[Start of section]
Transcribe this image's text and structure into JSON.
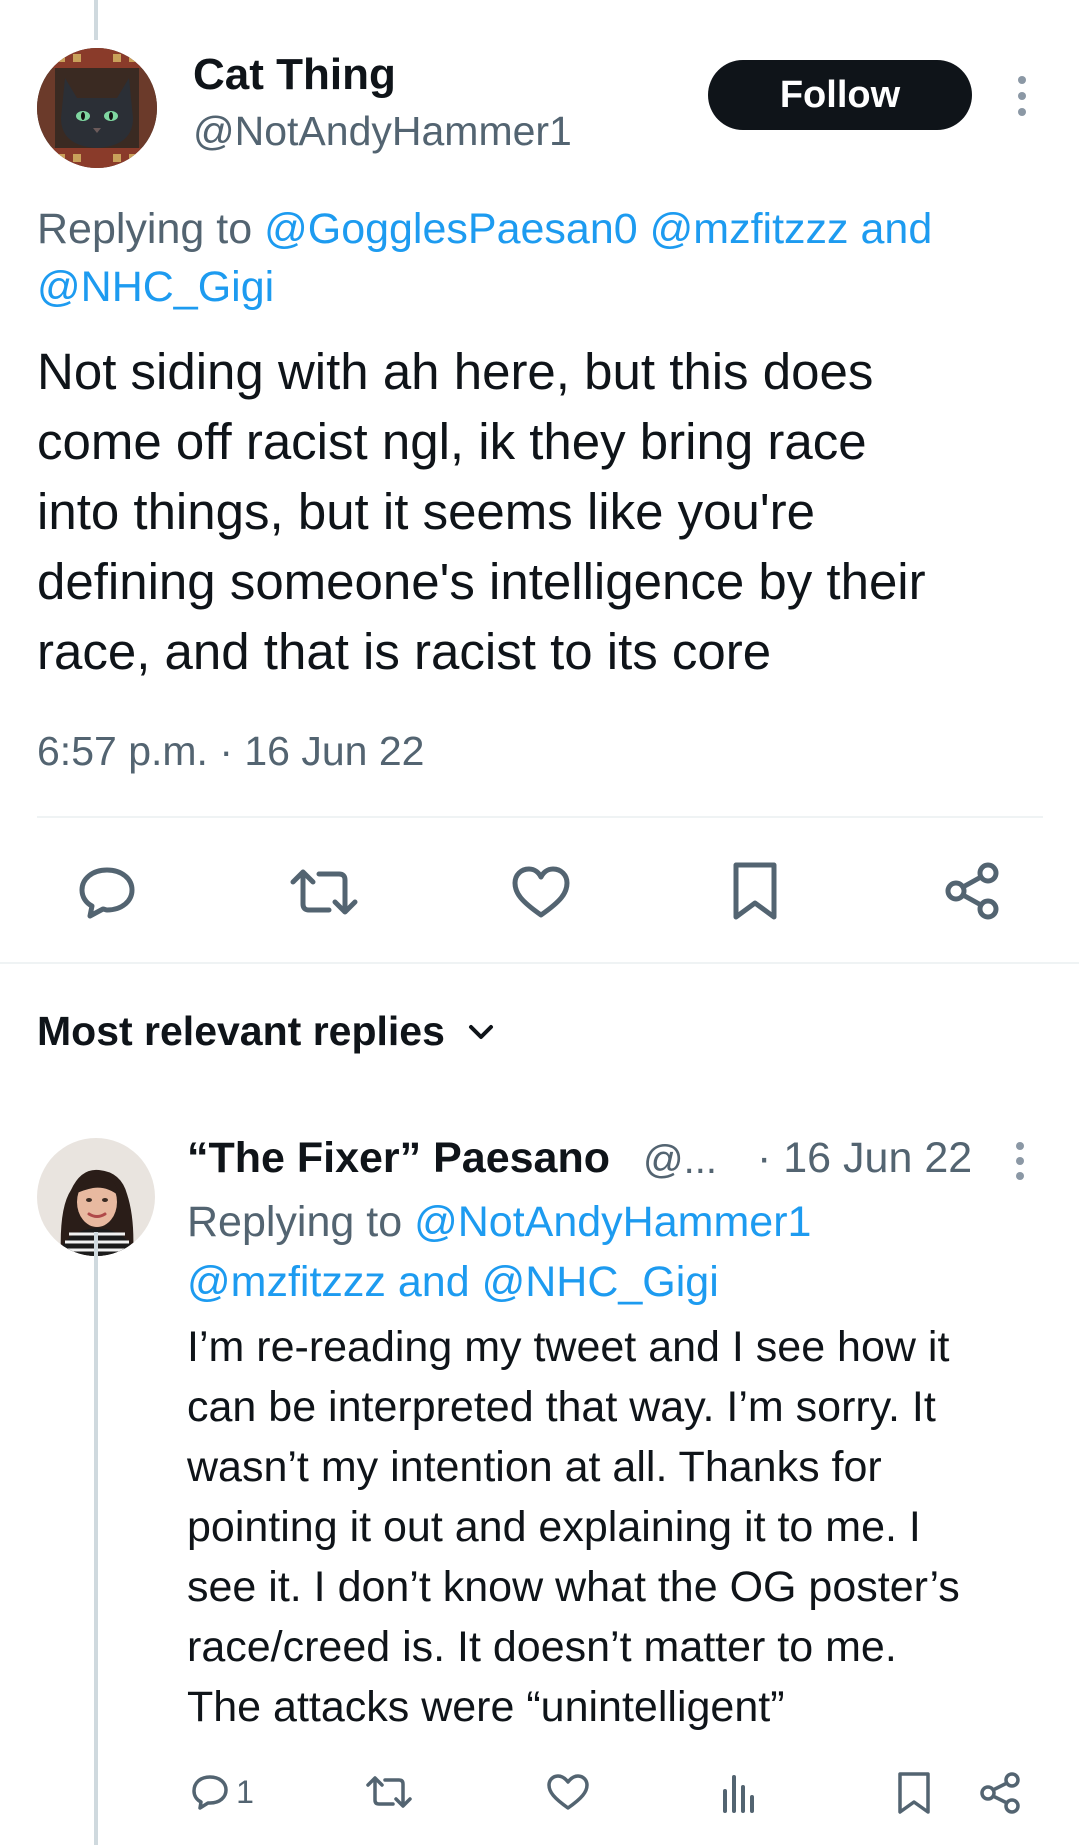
{
  "tweet": {
    "author": {
      "display_name": "Cat Thing",
      "handle": "@NotAndyHammer1"
    },
    "follow_label": "Follow",
    "replying_prefix": "Replying to",
    "replying_to": [
      "@GogglesPaesan0",
      "@mzfitzzz"
    ],
    "replying_and": "and",
    "replying_last": "@NHC_Gigi",
    "text": "Not siding with ah here, but this does\ncome off racist ngl, ik they bring race\ninto things, but it seems like you're\ndefining someone's intelligence by their\nrace, and that is racist to its core",
    "timestamp": "6:57 p.m. · 16 Jun 22",
    "actions": [
      "reply-icon",
      "retweet-icon",
      "like-icon",
      "bookmark-icon",
      "share-icon"
    ]
  },
  "replies_section": {
    "title": "Most relevant replies"
  },
  "reply": {
    "display_name": "“The Fixer” Paesano",
    "handle": "@...",
    "date": "· 16 Jun 22",
    "replying_prefix": "Replying to",
    "replying_first": "@NotAndyHammer1",
    "replying_second": "@mzfitzzz",
    "replying_and": "and",
    "replying_last": "@NHC_Gigi",
    "text": "I’m re-reading my tweet and I see how it\ncan be interpreted that way. I’m sorry. It\nwasn’t my intention at all. Thanks for\npointing it out and explaining it to me. I\nsee it. I don’t know what the OG poster’s\nrace/creed is. It doesn’t matter to me.\nThe attacks were “unintelligent”",
    "reply_count": "1"
  },
  "colors": {
    "text_primary": "#0f1419",
    "text_secondary": "#536471",
    "link": "#1d9bf0",
    "divider": "#eff3f4"
  }
}
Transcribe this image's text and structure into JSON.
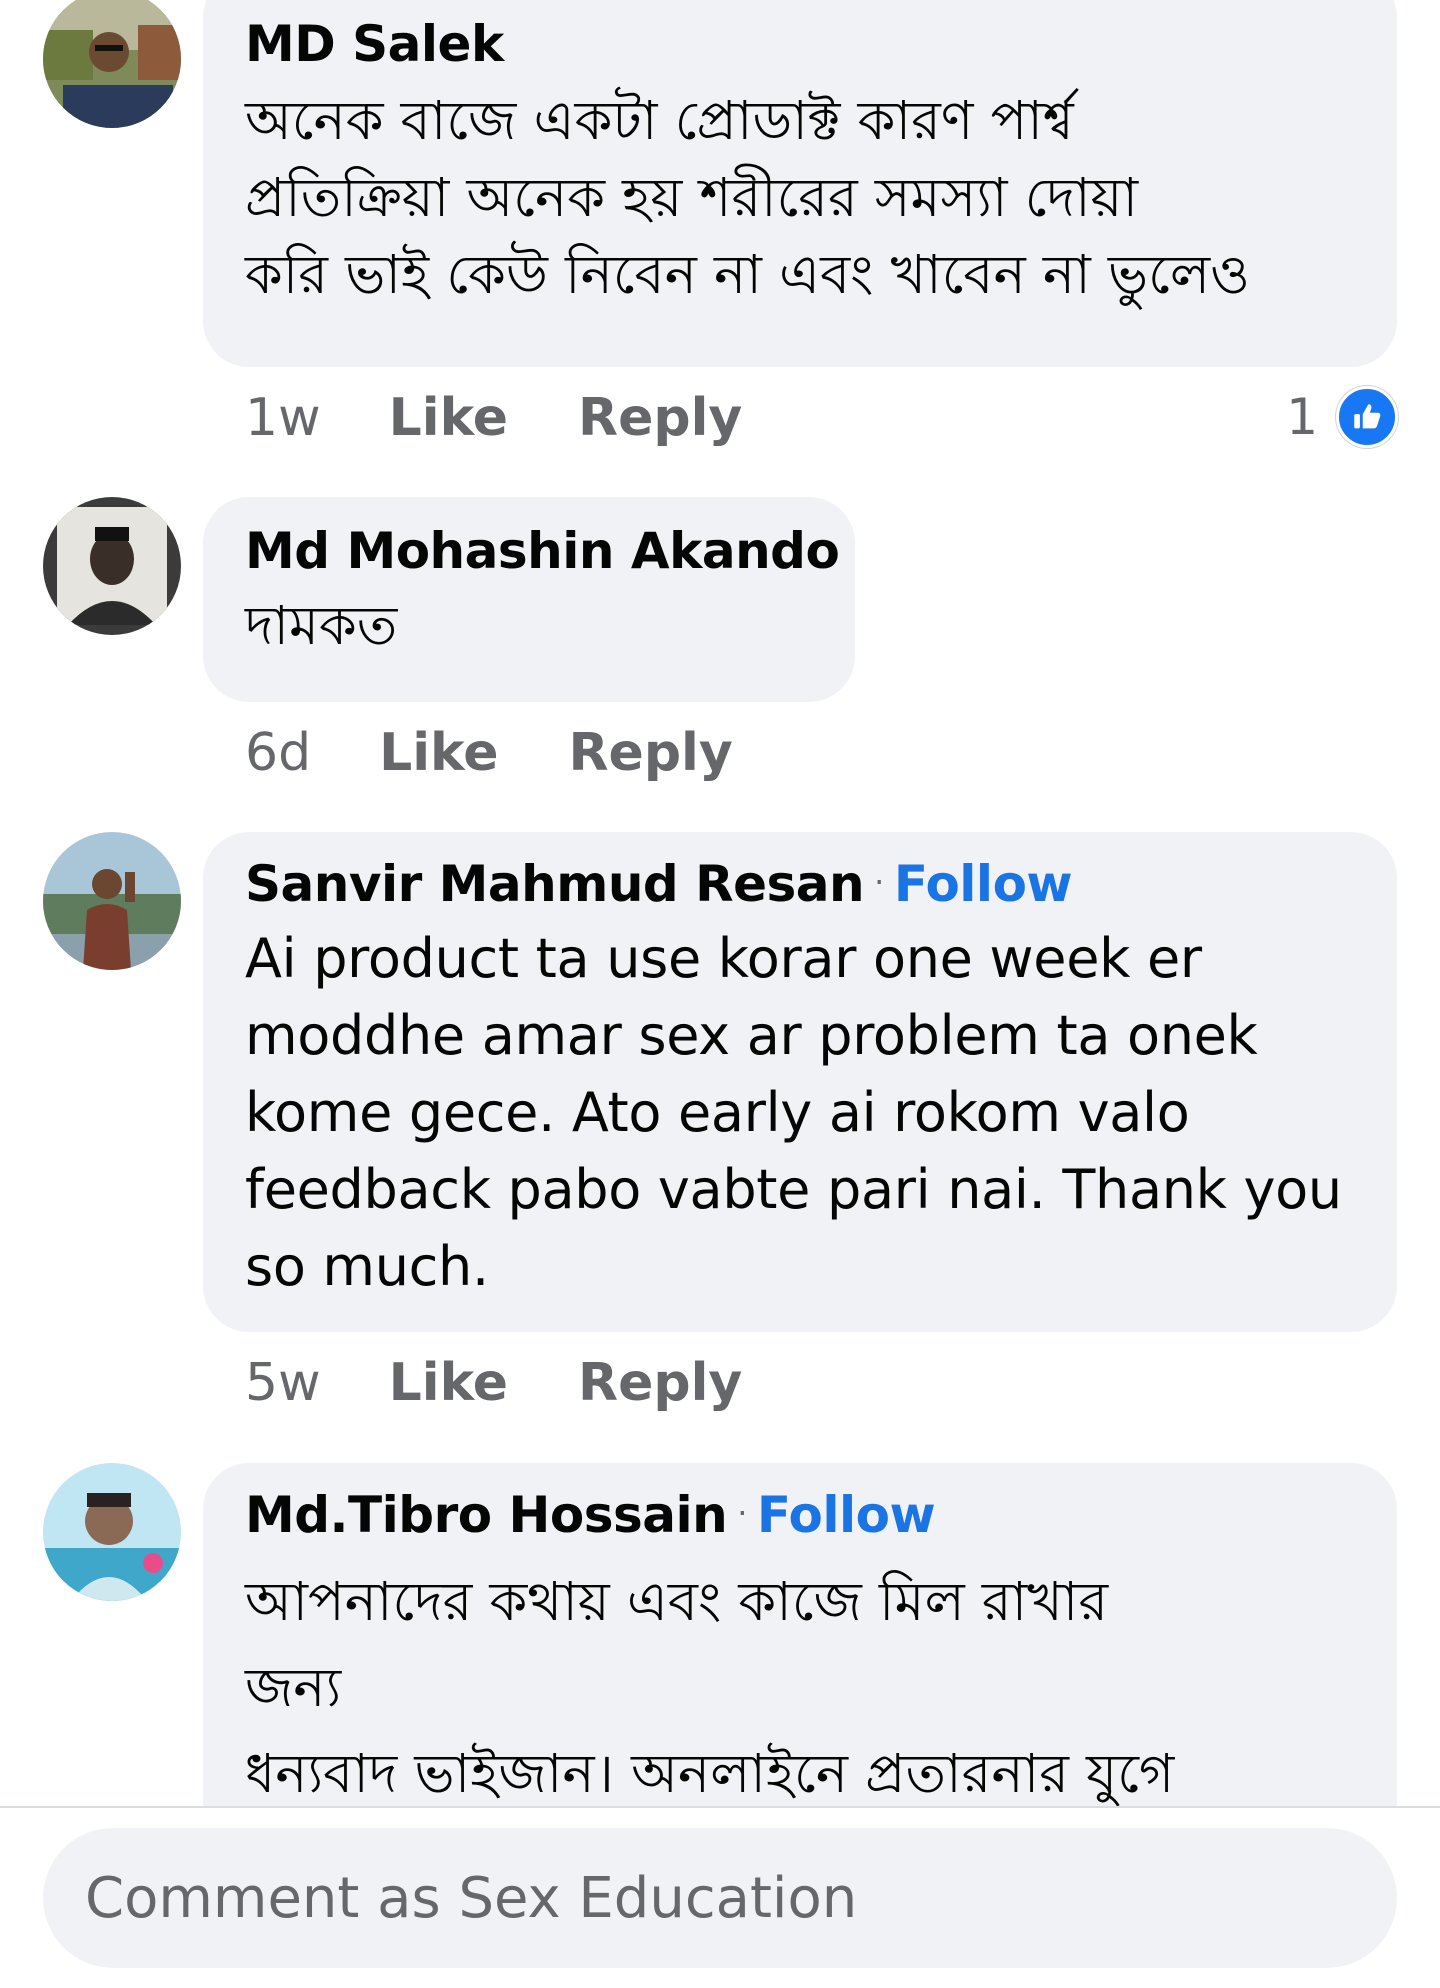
{
  "comments": [
    {
      "author": "MD Salek",
      "follow": "",
      "lines": [
        "অনেক বাজে একটা প্রোডাক্ট কারণ পার্শ্ব",
        "প্রতিক্রিয়া অনেক হয় শরীরের সমস্যা দোয়া",
        "করি ভাই কেউ নিবেন না এবং খাবেন না ভুলেও"
      ],
      "time": "1w",
      "like_label": "Like",
      "reply_label": "Reply",
      "reaction_count": "1"
    },
    {
      "author": "Md Mohashin Akando",
      "follow": "",
      "lines": [
        "দামকত"
      ],
      "time": "6d",
      "like_label": "Like",
      "reply_label": "Reply"
    },
    {
      "author": "Sanvir Mahmud Resan",
      "follow": "Follow",
      "lines": [
        "Ai product ta use korar one week er",
        "moddhe amar sex ar problem ta onek",
        "kome gece. Ato early ai rokom valo",
        "feedback pabo vabte pari nai. Thank you",
        "so much."
      ],
      "time": "5w",
      "like_label": "Like",
      "reply_label": "Reply"
    },
    {
      "author": "Md.Tibro Hossain",
      "follow": "Follow",
      "lines": [
        "আপনাদের কথায় এবং কাজে মিল রাখার",
        "জন্য",
        "ধন্যবাদ ভাইজান। অনলাইনে প্রতারনার যুগে"
      ]
    }
  ],
  "separator": "·",
  "composer": {
    "placeholder": "Comment as Sex Education"
  },
  "colors": {
    "bubble": "#f0f2f5",
    "follow": "#1b74e4",
    "secondary_text": "#65676b",
    "like_badge": "#1877f2"
  },
  "icons": {
    "reaction": "like-thumbs-up-icon"
  }
}
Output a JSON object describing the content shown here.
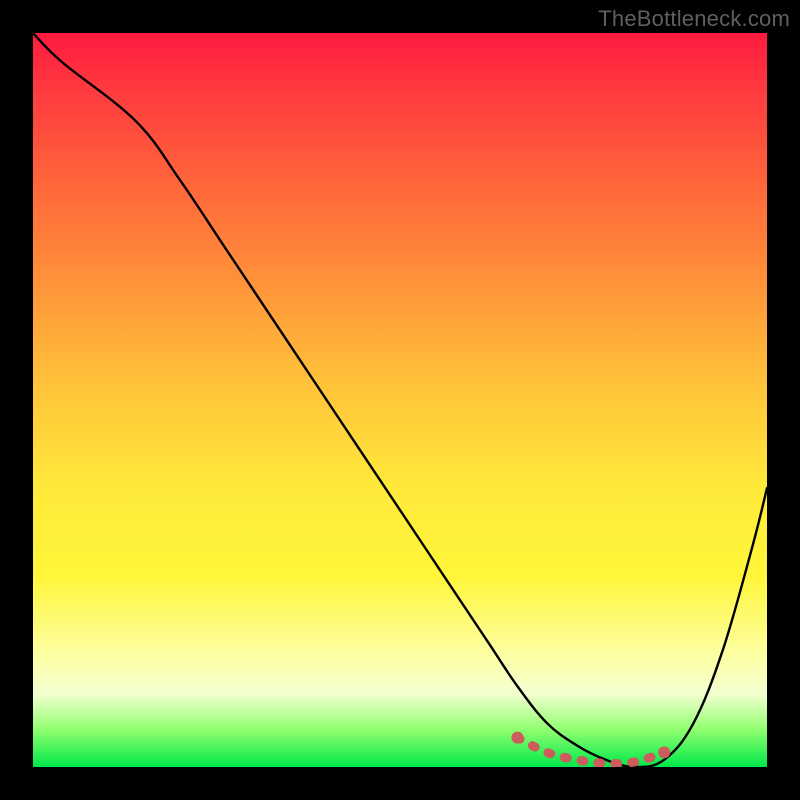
{
  "attribution": "TheBottleneck.com",
  "chart_data": {
    "type": "line",
    "title": "",
    "xlabel": "",
    "ylabel": "",
    "xlim": [
      0,
      100
    ],
    "ylim": [
      0,
      100
    ],
    "series": [
      {
        "name": "curve",
        "x": [
          0,
          4,
          14,
          20,
          26,
          32,
          38,
          44,
          50,
          56,
          62,
          66,
          70,
          74,
          78,
          82,
          86,
          90,
          94,
          98,
          100
        ],
        "y": [
          100,
          96,
          88,
          80,
          71,
          62,
          53,
          44,
          35,
          26,
          17,
          11,
          6,
          3,
          1,
          0,
          1,
          6,
          16,
          30,
          38
        ]
      }
    ],
    "highlight": {
      "name": "bottom-valley-marker",
      "color": "#cd5c5c",
      "x": [
        66,
        70,
        74,
        78,
        82,
        86
      ],
      "y": [
        4,
        2,
        1,
        0.5,
        0.7,
        2
      ]
    },
    "annotations": []
  }
}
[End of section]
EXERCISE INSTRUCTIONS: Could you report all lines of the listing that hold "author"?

EXERCISE ANSWER:
    "author": {
      "author": "MD Salek",
      "author": "Md Mohashin Akando",
      "author": "Sanvir Mahmud Resan",
      "author": "Md.Tibro Hossain",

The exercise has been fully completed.